--- START ---
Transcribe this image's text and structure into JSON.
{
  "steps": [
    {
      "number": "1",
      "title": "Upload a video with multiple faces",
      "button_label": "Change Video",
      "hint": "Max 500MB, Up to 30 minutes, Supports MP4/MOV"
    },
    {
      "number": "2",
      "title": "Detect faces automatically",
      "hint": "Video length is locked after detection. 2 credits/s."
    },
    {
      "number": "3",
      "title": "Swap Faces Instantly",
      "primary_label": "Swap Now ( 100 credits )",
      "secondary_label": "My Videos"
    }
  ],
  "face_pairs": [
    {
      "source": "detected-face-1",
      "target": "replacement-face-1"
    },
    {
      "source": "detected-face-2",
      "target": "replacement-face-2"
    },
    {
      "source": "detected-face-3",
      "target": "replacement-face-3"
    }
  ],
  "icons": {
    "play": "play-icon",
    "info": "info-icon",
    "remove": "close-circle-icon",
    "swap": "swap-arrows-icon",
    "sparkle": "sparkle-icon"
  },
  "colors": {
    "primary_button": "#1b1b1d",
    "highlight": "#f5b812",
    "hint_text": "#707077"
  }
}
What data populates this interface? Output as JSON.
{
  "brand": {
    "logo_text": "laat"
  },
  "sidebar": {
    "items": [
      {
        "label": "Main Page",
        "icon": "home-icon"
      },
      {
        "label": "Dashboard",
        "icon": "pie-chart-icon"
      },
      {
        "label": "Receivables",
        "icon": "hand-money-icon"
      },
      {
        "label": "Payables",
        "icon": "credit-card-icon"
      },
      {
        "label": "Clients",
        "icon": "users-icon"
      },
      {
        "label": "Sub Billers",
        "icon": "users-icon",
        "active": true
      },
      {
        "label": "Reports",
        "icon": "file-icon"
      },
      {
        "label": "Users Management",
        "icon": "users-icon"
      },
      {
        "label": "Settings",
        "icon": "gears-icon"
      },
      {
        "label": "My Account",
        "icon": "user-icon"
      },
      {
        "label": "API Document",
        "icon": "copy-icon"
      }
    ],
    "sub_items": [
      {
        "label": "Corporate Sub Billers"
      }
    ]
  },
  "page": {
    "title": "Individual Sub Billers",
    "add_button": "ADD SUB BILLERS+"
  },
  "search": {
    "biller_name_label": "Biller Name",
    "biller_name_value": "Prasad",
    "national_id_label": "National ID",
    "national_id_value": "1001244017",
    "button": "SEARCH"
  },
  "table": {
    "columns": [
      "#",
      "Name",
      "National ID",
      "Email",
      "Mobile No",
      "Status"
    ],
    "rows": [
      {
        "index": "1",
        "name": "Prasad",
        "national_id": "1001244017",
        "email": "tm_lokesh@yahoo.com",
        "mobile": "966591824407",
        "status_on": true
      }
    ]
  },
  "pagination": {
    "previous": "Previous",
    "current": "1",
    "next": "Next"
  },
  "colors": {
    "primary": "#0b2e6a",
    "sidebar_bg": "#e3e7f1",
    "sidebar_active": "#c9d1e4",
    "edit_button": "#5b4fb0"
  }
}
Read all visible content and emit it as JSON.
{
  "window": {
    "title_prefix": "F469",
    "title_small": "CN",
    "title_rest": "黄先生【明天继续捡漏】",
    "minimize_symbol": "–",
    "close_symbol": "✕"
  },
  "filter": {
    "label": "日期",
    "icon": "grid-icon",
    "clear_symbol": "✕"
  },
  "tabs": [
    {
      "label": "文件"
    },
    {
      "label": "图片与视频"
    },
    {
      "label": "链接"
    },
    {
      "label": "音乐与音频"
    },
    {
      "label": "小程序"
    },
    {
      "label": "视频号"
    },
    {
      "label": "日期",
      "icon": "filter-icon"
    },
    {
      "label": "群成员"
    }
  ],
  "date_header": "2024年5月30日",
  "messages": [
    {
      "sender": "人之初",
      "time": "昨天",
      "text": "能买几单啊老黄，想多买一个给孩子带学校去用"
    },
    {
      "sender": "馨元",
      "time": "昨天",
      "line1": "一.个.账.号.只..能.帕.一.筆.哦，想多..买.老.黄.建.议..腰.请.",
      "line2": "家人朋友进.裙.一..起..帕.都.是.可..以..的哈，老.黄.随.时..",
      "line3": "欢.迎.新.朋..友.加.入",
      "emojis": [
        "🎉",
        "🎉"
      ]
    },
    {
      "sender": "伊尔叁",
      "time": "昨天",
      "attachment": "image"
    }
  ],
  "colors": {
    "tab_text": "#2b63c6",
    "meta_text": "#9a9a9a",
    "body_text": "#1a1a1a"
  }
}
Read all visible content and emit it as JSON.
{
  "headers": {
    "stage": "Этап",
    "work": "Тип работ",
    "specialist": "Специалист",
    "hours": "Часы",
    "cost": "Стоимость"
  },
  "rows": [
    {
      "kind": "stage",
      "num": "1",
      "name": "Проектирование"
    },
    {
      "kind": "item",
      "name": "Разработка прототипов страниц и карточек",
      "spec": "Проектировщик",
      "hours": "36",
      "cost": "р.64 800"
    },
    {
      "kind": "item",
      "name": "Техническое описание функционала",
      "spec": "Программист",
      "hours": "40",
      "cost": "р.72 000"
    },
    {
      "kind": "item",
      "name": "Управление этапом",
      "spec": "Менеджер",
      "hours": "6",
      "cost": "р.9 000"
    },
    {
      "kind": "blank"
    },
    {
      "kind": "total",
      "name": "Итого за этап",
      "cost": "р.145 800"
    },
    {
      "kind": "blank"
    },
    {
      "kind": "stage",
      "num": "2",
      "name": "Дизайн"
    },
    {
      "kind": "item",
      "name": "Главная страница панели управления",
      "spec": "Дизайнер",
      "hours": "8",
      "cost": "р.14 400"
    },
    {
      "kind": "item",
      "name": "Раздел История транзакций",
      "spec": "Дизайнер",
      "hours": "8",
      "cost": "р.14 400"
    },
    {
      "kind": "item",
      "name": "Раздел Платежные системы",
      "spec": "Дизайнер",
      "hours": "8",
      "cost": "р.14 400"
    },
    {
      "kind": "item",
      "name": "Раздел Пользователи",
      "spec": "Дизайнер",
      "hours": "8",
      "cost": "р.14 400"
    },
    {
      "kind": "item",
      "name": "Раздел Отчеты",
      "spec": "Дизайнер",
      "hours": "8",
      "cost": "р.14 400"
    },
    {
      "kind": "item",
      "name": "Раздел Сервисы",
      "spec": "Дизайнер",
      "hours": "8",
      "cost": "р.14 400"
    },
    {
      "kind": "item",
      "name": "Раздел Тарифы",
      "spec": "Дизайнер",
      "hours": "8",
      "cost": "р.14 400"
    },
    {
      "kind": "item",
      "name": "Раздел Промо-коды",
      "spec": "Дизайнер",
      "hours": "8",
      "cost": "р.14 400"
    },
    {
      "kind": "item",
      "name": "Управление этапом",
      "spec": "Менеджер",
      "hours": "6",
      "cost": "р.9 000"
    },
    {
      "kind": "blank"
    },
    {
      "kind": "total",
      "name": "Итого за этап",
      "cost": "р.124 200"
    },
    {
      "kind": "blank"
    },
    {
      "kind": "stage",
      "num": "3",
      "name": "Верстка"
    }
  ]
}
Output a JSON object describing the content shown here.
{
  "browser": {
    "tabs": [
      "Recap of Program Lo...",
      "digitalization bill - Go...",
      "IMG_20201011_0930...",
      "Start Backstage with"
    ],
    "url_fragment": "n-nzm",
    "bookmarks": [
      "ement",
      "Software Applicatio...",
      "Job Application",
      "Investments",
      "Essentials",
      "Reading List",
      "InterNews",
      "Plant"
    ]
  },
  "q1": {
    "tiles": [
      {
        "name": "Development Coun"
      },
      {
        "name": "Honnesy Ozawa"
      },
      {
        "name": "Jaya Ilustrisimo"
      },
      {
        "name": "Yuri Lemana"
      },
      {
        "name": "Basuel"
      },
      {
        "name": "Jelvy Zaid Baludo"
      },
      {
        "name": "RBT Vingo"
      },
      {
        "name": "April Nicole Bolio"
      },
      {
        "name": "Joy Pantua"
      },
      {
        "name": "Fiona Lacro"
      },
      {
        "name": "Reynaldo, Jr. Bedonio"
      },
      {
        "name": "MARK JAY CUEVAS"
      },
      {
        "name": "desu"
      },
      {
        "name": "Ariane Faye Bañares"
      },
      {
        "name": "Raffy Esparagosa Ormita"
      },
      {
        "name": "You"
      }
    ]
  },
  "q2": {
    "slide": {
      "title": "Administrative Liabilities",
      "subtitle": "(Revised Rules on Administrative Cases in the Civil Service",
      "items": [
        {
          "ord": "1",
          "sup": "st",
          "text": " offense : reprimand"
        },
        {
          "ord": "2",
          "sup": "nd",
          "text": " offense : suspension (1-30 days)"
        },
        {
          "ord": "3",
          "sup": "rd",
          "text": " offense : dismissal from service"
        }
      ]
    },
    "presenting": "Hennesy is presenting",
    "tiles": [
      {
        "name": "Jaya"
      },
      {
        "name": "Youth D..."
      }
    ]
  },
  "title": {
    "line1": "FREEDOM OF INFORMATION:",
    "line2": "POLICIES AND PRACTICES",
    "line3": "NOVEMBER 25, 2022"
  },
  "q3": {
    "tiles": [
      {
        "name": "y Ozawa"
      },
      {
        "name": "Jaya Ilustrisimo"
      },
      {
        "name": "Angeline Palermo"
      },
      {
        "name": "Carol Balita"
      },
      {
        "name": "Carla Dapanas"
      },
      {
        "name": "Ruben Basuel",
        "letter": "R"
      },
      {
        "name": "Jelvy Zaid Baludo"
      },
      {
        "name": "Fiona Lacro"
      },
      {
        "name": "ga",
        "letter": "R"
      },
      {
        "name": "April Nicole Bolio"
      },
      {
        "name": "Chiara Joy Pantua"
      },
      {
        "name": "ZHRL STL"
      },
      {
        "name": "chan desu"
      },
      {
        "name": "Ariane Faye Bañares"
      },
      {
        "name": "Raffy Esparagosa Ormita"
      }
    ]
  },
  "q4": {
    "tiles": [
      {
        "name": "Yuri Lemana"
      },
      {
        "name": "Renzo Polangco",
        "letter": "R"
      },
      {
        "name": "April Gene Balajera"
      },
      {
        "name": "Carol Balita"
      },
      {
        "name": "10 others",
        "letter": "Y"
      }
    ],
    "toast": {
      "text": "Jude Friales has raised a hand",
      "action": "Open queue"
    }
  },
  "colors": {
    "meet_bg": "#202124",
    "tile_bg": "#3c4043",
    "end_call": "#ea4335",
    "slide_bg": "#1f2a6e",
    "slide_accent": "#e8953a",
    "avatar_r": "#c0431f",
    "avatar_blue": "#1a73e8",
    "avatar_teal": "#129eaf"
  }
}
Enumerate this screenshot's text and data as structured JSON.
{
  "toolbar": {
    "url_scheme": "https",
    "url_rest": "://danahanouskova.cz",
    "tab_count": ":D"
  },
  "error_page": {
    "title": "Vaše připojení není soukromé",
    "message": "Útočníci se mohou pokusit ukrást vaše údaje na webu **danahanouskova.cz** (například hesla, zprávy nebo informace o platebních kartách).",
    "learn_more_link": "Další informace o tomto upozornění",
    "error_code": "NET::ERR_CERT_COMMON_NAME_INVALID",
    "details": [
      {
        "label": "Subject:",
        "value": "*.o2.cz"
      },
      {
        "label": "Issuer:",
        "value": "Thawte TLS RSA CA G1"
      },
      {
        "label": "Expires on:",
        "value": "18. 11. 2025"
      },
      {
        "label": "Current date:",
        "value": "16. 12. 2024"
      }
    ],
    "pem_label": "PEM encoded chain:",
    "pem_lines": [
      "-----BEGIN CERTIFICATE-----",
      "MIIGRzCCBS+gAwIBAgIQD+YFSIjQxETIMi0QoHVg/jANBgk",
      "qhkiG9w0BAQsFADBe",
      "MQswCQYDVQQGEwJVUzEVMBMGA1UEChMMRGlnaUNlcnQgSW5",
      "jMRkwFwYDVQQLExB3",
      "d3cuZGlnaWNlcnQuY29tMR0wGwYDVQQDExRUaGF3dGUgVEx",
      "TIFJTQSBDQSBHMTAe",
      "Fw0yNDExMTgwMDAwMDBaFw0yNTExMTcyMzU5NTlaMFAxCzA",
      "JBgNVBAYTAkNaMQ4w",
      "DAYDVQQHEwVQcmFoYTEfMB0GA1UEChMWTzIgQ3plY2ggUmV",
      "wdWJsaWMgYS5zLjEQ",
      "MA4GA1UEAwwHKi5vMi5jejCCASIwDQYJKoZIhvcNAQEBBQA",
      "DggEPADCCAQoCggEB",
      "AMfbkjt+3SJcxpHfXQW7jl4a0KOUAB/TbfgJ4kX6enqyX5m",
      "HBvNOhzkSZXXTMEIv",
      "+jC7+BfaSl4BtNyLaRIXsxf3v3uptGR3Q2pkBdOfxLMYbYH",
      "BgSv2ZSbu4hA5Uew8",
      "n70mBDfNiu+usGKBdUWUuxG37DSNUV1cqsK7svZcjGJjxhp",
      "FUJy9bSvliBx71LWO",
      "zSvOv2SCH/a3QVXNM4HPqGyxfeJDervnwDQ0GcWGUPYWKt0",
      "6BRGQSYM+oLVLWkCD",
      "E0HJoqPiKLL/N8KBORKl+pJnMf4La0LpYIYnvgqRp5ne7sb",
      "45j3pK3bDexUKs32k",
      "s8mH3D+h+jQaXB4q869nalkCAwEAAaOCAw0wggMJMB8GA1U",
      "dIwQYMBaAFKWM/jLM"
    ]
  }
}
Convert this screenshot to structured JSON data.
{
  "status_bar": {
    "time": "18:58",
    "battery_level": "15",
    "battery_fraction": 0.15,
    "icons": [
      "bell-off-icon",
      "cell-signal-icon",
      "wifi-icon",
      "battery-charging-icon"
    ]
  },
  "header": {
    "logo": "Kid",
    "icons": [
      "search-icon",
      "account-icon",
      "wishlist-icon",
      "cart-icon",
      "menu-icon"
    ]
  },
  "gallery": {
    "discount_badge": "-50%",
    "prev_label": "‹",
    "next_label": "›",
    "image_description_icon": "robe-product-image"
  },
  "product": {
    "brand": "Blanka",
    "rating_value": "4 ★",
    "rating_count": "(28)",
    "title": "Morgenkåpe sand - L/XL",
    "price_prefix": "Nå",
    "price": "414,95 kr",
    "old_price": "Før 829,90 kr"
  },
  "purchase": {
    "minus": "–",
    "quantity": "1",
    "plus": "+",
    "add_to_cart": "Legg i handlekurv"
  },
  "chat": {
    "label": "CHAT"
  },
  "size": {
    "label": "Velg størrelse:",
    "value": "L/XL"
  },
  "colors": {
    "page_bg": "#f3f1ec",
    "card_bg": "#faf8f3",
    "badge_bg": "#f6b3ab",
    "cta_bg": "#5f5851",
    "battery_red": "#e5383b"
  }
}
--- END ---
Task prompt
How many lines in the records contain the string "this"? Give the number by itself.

Task solution
4